Being a designer means working to deadlines – which means time is always of the essence. Working quickly and efficiently within Photoshop is essential and there comes a point when your poor mouse just can’t scurry around the screen fast enough to keep up.

Adobe have always included keyboard shortcuts to reduce the little guy’s workload, but one issue with these is that they have been tweaked and moved around over the years, and it can be a little irritating to have to go against muscle memory, established over countless hours of working, to learn the new shortcut for something you have always used. My fingers still seem to be reminiscing about the good ol’ days of Photoshop 7: holding down cmd+Z to start the ‘undo’ time machine. I still forget to press shift every time!

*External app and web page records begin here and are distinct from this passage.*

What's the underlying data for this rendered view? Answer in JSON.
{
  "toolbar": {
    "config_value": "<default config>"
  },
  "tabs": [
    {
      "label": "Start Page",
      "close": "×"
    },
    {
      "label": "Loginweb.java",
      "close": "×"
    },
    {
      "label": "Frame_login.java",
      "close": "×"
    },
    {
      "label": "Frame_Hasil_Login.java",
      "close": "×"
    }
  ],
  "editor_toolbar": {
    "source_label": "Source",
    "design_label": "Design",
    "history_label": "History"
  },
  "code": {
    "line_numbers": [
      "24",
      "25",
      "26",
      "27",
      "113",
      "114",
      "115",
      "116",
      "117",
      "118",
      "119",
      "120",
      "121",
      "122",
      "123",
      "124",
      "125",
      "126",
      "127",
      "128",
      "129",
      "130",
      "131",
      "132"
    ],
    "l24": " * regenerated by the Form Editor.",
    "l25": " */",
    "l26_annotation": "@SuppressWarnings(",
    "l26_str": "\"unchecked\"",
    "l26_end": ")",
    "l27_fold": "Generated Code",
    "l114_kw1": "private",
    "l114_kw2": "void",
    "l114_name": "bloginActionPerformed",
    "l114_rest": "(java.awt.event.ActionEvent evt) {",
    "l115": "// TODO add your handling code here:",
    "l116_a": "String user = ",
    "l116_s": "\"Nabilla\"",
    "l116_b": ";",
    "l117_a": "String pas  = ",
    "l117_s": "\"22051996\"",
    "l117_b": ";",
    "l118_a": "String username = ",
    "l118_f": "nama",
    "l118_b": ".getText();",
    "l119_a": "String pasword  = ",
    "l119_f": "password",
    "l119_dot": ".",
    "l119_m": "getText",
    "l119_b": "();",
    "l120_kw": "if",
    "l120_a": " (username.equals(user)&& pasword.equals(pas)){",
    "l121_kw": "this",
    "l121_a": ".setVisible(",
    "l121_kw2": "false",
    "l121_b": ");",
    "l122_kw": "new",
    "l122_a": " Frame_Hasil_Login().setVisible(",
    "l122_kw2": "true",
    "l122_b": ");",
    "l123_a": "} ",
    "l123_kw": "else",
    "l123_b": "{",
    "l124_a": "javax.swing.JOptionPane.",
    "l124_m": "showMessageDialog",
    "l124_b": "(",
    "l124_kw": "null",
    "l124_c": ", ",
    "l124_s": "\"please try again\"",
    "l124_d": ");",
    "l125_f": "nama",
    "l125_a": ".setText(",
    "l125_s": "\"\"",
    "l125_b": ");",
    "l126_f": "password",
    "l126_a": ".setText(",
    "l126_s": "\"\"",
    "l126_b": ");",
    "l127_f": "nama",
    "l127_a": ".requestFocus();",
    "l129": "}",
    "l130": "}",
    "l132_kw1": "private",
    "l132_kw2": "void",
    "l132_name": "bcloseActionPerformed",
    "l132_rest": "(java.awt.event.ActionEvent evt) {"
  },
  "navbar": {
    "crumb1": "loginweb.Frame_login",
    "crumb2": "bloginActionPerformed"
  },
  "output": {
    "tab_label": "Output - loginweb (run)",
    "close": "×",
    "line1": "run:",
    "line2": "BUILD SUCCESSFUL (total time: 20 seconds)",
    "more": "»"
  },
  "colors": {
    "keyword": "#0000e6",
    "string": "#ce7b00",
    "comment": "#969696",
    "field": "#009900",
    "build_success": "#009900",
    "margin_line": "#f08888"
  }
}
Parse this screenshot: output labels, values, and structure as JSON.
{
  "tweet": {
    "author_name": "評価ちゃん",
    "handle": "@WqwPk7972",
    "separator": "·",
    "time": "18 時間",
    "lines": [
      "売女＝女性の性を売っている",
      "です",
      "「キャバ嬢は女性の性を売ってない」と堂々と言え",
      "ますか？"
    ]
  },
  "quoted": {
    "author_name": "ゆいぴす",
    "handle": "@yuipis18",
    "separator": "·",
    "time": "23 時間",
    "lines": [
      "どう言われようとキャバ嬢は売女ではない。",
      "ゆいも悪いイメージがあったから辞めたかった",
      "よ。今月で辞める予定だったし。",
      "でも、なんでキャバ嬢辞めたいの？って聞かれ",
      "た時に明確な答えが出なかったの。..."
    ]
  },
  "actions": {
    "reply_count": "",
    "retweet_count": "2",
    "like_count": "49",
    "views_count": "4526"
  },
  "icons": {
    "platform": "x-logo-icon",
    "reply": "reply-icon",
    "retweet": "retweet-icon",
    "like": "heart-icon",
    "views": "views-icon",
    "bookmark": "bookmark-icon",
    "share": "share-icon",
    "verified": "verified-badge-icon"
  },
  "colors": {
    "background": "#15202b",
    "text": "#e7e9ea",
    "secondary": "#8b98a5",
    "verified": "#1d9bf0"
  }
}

Another, less trivial drawback has been that shortcuts have never taken into account that a tool as incredibly diverse as Photoshop allows (nay, encourages) us to pursue our desired results in a plethora of different ways. We all have our favorite tools and no two users work exactly the same way – so why do we all have to use the same shortcuts? If I constantly use smart objects, then I’m going to want my keyboard to be littered with ergonomically friendly shortcuts for adding and editing them. Someone else may never use smart objects and would make better use of those same convenient keys for, say, zooming controls.

Well, CS6’s answer to the problems with shortcuts was to give us another shortcut:

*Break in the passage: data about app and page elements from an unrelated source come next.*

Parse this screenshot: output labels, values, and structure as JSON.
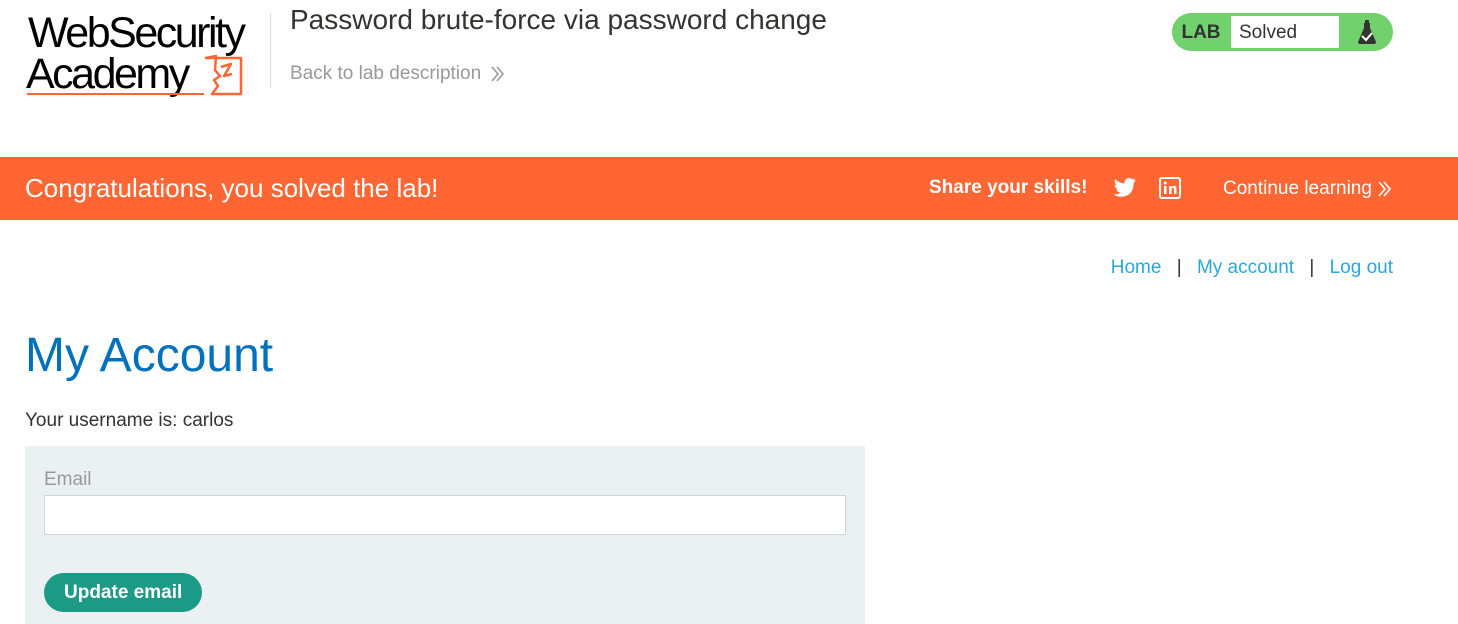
{
  "header": {
    "logo_line1": "WebSecurity",
    "logo_line2": "Academy",
    "lab_title": "Password brute-force via password change",
    "back_link": "Back to lab description",
    "lab_status": {
      "tag": "LAB",
      "value": "Solved"
    }
  },
  "banner": {
    "message": "Congratulations, you solved the lab!",
    "share_label": "Share your skills!",
    "continue_label": "Continue learning",
    "icons": [
      "twitter-icon",
      "linkedin-icon"
    ]
  },
  "nav": {
    "home": "Home",
    "my_account": "My account",
    "log_out": "Log out",
    "separator": "|"
  },
  "main": {
    "title": "My Account",
    "username_line": "Your username is: carlos",
    "email_label": "Email",
    "email_value": "",
    "update_button": "Update email"
  },
  "colors": {
    "banner": "#ff6633",
    "lab_status_green": "#70d16d",
    "link_blue": "#29a8dc",
    "title_blue": "#0071bc",
    "button_green": "#1b9a85",
    "panel_bg": "#ebf0f2",
    "logo_accent": "#ff6633"
  }
}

cmd+opt+shift+K

(ctrl+alt+shift+K in Windows)

…which opens the new keyboard shortcuts customization menu:

Photoshop CS6 Keyboard Shortcuts Customization Menu

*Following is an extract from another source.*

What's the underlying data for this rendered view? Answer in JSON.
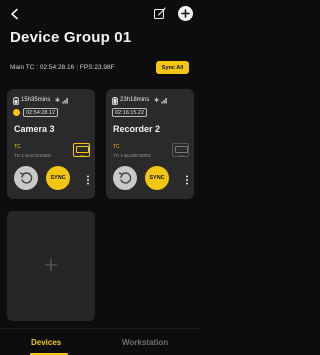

This new feature for CS6 allows you to optimize your shortcuts for exactly the way you like to work. You can overwrite default shortcuts that you may have a grudge against, bring back retro shortcuts that your fingers still try to use, or you can introduce entirely new ones to save yourself even more time.

Through this menu you are able to edit shortcuts for menu commands, tools, and palette menus. More than one key command can be assigned to one action, and Photoshop will tell you if you have any conflicting commands and show you the duplicates so you can fix them.

One very useful feature, especially if you often use Photoshop on multiple computers, is the ability to save your configurations and export them as a handy .kys file. Being able to save means that our preferences can now survive version updates and the obsessives amongst us can now gradually build our dream set of optimal shortcuts (some dreams are cooler than others) and keep them forever!